▶ PROBLEM REQUIREMENTS
Below are the records; they must be reproduced verbatim.

▶ App and web page records

◆ ◆ ◆ ◆

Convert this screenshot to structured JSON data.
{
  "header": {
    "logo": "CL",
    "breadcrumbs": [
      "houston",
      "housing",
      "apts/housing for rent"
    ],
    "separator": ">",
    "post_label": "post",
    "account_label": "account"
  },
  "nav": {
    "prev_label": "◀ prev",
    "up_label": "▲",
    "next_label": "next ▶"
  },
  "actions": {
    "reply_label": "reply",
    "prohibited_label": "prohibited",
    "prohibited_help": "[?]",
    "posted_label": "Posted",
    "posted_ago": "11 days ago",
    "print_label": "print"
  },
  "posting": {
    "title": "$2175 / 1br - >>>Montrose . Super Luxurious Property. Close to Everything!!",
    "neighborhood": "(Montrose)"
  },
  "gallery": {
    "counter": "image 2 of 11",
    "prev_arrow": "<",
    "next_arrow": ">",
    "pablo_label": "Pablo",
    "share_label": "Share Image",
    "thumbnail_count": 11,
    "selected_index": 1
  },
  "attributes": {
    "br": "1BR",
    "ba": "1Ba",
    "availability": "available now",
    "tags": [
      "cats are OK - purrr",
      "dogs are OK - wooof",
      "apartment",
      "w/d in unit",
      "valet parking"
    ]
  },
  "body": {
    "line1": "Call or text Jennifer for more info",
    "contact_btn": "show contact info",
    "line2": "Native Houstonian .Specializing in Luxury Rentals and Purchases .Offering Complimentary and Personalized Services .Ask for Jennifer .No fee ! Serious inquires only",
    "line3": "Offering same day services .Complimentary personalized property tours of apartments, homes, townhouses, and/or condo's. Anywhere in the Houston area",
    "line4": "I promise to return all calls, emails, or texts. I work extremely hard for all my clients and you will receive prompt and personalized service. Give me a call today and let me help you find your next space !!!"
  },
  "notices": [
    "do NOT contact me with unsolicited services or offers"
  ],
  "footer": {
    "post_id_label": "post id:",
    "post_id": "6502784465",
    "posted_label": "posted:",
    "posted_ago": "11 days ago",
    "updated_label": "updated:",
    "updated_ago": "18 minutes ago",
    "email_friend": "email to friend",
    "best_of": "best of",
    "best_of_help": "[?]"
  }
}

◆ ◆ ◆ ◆

▶ WRITTEN SOLUTION
Convert this screenshot to structured JSON data.
{
  "header": {
    "logo": "CL",
    "breadcrumbs": [
      "houston",
      "housing",
      "apts/housing for rent"
    ],
    "separator": ">",
    "post_label": "post",
    "account_label": "account"
  },
  "nav": {
    "prev_label": "◀ prev",
    "up_label": "▲",
    "next_label": "next ▶"
  },
  "actions": {
    "reply_label": "reply",
    "prohibited_label": "prohibited",
    "prohibited_help": "[?]",
    "posted_label": "Posted",
    "posted_ago": "11 days ago",
    "print_label": "print"
  },
  "posting": {
    "title": "$2175 / 1br - >>>Montrose . Super Luxurious Property. Close to Everything!!",
    "neighborhood": "(Montrose)"
  },
  "gallery": {
    "counter": "image 2 of 11",
    "prev_arrow": "<",
    "next_arrow": ">",
    "pablo_label": "Pablo",
    "share_label": "Share Image",
    "thumbnail_count": 11,
    "selected_index": 1
  },
  "attributes": {
    "br": "1BR",
    "ba": "1Ba",
    "availability": "available now",
    "tags": [
      "cats are OK - purrr",
      "dogs are OK - wooof",
      "apartment",
      "w/d in unit",
      "valet parking"
    ]
  },
  "body": {
    "line1": "Call or text Jennifer for more info",
    "contact_btn": "show contact info",
    "line2": "Native Houstonian .Specializing in Luxury Rentals and Purchases .Offering Complimentary and Personalized Services .Ask for Jennifer .No fee ! Serious inquires only",
    "line3": "Offering same day services .Complimentary personalized property tours of apartments, homes, townhouses, and/or condo's. Anywhere in the Houston area",
    "line4": "I promise to return all calls, emails, or texts. I work extremely hard for all my clients and you will receive prompt and personalized service. Give me a call today and let me help you find your next space !!!"
  },
  "notices": [
    "do NOT contact me with unsolicited services or offers"
  ],
  "footer": {
    "post_id_label": "post id:",
    "post_id": "6502784465",
    "posted_label": "posted:",
    "posted_ago": "11 days ago",
    "updated_label": "updated:",
    "updated_ago": "18 minutes ago",
    "email_friend": "email to friend",
    "best_of": "best of",
    "best_of_help": "[?]"
  }
}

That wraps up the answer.